"Me either," Jessica said, adding, "I don't ask him to come up to the shoot either, you know?"
Simpson was dealt a setback when Jessica's second album flopped. She was quickly being labeled just another Britney Spears wanna-be -- a has-been at 21.
"That defeat really shook me, because it was my defeat. ... I had not really prepared for failure," Simpson said.
Then he failed again.
In the fall of 2002, Jessica married Nick Lachey, a former member of the successful boy band, 98 Degrees.
Joe Simpson thought this would end his daughter's career.
"My husband was miserable ... at the wedding itself he was just miserable," said his wife, Tina Simpson.
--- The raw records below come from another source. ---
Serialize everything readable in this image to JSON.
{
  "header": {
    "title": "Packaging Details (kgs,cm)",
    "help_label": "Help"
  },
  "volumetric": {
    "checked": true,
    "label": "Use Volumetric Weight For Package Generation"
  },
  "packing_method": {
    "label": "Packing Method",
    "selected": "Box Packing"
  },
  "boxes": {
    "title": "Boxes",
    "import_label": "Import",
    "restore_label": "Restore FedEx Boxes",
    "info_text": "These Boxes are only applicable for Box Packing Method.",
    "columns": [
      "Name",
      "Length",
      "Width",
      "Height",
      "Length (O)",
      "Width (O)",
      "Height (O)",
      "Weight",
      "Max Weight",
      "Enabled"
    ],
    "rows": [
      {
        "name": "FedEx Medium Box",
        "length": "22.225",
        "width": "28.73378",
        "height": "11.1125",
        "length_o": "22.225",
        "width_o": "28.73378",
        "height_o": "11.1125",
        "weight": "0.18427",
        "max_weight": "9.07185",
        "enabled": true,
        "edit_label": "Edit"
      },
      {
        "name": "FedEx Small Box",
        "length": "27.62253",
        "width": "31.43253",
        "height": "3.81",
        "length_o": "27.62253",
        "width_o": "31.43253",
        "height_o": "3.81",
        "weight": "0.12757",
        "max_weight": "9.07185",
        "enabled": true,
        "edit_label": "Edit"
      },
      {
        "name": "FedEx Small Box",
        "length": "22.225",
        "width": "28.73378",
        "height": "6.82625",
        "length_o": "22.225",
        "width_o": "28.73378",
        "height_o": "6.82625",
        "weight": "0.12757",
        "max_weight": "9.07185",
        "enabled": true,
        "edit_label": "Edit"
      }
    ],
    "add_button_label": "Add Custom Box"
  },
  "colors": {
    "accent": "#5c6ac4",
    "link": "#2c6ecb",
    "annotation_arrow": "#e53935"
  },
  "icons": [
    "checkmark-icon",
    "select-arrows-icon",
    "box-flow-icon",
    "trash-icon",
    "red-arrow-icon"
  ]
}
But he seemed to recover quickly, pulling a career-saving victory from a wedding he'd lost the battle to stop. After the honeymoon, Joe got Jessica and Nick to agree to turn their new marriage into the latest reality show on MTV.
"I think at that point, her career was just sliding downhill fast. I mean she was considered B-level talent. She wasn't selling records and he rolled the dice and took a risk," Coniff said.
Several executives at Sony said they thought the reality series was an enormous mistake
"For me, the show gave America the opportunity to see the greatest gift she has, which is her heart. What happened was through the show people forgot about the beauty, they forgot about the voice and they fell in love with her," Simpson said.
Jessica and Nick's reality show was the beginning of Simpson's new strategy for selling records: get them to buy the person and they will soon buy the music.
Simpson believes a song doesn't sell records, people sell records.
"People are saying I want someone that I can relate to. Someone I can touch feel and smell. ... Ultimately, people buy records because they love the star," Simpson said.
In Jessica's case, making her "real" meant letting cameras documenting her life the good, the bad, even the seemingly stupid.
Jessica said she wasn't nervous about it, because she thought it was going to be a sort of documentary. "Then I saw the first episode and I was like, oh no. This is gonna go in a completely different direction," she said.
So far the direction has been up. Since the newlyweds began airing on MTV, sales of Jessica's albums have soared. She has also turned up everywhere -- her own variety show, award shows, television commercials, even on Donald Trump's "The Apprentice."
And, for now at least, Simpson's not worried about over-exposure.
"I think over-exposure is when people believe your story's not true. You're hawking every product in the world you supposedly love and people begin to go 'Oh, there's no way you love all that,' " Simpson said.
"They're absolutely over-exposed but I do think that they're choosing not to risk not getting everything they can right now," Coniff said.
"If you're trying to make as much money as you can right now the best way to do that is to over-expose yourself," Coniff said.
Jessica's reality show was so successful that when her little sister wanted to launch her own music career, Simpson made a deal with MTV for what might be described as a spin-off of the newlyweds -- "The Ashlee Simpson Show."
But cynics out there say are saying Simpson simply created Ashlee as the "anti-Jessica" -- dying her hair brown and giving her an edgier style.
Simpson isn't put off by the skeptics. He's got faith in his daughter's pop potential. "You can have all the hype and all the press and the record's not good, doesn't matter," Simpson said.
But is Simpson pushing his daughter too hard?
"Ashlee was really stressed out on 'Saturday Night Live' and that begs the question of is she being pushed too far, too fast. Is this actually too much for her to handle? 'Cause she clearly couldn't handle it," Coniff said.
Simpson knows that the life expectancy of a pop star's career is increasingly short and that her gaffe on SNL may have made Ashlee's even shorter. But the Baptist preacher he once was tries to remain philosophical.
"None of us are guaranteed tomorrow. So in one sense we have to live everyday and grab all of life that you can get and do all that you think you're capable of doing that day and let tomorrow worry about itself."